  15. The chromaticity contrast at the reference color Y is defined as follows: ΔC= {(Δx)2+(Δy)2}½ = {(xx0)2+(yy0)2}½, where (x0,y0) are the chromaticity coordinates of the reference point Y.
  16. G. von Békésy, J. Opt. Soc. Am. 50, 1060 (1960).
  17. G. von Békésy, Vision Res. 8, 1483 (1968).
  18. O. Bryngdahl, Pflüg. Arch. Ces. Physiol. 280, 362 (1964).
  19. O. Bryngdahl, Vision Res. 6, 553 (1966).
  20. A. S. Patel, J. Opt. Soc. Am. 56, 689 (1966).
  21. V. D. Glazer, Vision Res. 5, 497 (1965).
  22. A. Maréchal and M. Françon, Diffraction, Structure des Images (Ed. Revue d'Optique Théorique et Instrumentale, Paris, 1960).
  23. The reader may be referred to the discussion on this matter in Ref. 13.
  24. We now make the important assumption that the perception of a grating is dependent on only the chromatic contrast and not on the grating frequency. Because of the variation of receptive fields with the eccentricity, e.g., a varying ratio of rods and cones, this assumption may be contestable.
  25. W. D. Wright, Researches in Normal and Defective Colour Vision (Henry Kimpton, London, 1946).
  26. For this transformation, we used Pitt's fundamental response curves, as revised by P. L. Walraven and M. A. Bouman. [Vision Res. 6, 567 (1966).] Using the 1931 CIE tristimulus values, substantially the same results were obtained as those plotted in Fig. 7.
  27. C. R. Cavonius, Science 152, 1276 (1966). In his study Cavonius used an artificial pupil of 1.5 mm. The stimulus size was 1°. Retinal illuminance 42 td. The hue-discrimination data of Wright were obtained for a 2° field, 70 td.
  28. A. C. S. van Heel, J. Opt. Soc. Am. 36, 237 (1946).

Cited By

Alert me when this paper is cited

OSA is able to provide readers links to articles that cite this paper by participating in CrossRef's Cited-By Linking service.
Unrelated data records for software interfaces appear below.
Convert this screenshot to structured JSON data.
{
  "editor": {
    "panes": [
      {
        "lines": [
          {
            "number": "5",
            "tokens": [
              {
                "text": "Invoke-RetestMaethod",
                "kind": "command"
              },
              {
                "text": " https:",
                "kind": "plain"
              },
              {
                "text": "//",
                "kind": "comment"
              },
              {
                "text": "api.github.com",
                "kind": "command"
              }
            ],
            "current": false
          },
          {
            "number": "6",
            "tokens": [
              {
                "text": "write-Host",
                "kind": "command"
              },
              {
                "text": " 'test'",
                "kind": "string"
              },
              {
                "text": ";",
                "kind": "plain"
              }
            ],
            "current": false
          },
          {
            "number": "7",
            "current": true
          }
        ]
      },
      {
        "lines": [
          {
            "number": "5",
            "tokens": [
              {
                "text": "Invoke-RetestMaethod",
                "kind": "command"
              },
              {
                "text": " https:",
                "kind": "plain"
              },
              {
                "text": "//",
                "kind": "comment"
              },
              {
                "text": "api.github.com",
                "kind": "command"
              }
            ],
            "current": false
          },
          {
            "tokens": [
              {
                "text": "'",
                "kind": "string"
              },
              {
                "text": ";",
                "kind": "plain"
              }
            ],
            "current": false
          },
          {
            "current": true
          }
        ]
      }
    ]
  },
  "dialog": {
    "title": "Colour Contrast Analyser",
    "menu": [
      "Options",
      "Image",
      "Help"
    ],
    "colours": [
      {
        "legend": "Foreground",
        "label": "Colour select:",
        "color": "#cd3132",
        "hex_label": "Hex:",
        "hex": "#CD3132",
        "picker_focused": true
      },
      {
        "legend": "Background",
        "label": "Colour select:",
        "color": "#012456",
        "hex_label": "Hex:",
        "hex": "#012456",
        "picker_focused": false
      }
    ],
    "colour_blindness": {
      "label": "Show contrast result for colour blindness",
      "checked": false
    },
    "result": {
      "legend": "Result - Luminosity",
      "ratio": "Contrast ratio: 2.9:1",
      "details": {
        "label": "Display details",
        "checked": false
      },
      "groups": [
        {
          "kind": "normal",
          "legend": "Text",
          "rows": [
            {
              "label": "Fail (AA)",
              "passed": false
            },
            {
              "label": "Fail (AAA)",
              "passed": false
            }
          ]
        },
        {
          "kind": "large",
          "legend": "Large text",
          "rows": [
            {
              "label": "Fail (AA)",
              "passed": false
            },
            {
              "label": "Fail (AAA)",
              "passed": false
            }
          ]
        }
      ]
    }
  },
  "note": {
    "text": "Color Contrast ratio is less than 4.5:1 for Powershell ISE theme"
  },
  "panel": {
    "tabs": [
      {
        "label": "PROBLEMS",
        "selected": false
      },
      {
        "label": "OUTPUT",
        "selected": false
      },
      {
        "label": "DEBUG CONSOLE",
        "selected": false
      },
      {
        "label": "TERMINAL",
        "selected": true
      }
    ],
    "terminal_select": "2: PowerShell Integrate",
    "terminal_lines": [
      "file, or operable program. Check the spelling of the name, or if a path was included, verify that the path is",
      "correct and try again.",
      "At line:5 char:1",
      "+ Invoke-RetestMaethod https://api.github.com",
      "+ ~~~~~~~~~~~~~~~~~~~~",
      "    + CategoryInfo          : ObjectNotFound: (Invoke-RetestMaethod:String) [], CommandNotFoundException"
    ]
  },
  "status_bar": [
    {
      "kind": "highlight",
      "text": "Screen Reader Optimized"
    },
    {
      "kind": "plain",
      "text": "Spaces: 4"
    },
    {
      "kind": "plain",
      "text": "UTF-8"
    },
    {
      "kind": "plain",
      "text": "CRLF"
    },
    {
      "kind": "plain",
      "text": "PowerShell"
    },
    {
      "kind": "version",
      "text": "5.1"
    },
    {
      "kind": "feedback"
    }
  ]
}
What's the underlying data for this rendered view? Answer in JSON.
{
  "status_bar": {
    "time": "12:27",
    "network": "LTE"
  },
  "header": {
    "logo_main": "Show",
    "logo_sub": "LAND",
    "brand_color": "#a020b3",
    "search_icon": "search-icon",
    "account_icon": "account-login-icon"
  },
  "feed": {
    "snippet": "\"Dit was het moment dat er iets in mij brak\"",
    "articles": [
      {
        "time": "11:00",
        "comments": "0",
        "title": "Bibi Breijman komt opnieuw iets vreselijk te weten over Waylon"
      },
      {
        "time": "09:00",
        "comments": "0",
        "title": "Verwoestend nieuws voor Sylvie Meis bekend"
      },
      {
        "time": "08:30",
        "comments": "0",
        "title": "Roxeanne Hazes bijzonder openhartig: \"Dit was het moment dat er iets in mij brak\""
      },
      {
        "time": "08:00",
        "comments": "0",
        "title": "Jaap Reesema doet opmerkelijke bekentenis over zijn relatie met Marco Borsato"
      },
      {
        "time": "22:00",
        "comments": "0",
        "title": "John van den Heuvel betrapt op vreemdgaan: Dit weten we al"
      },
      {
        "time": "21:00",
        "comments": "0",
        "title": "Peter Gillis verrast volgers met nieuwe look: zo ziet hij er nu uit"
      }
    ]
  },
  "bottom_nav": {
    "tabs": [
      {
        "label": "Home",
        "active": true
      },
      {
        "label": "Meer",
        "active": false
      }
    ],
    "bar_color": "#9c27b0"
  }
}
CrossRef includes content from more than 3000 publishers and societies. In addition to listing OSA journal articles that cite this paper, citing articles from other participating publishers will also be listed.

« Previous Article  |  Next Article »

OSA is a member of CrossRef.

CrossCheck Deposited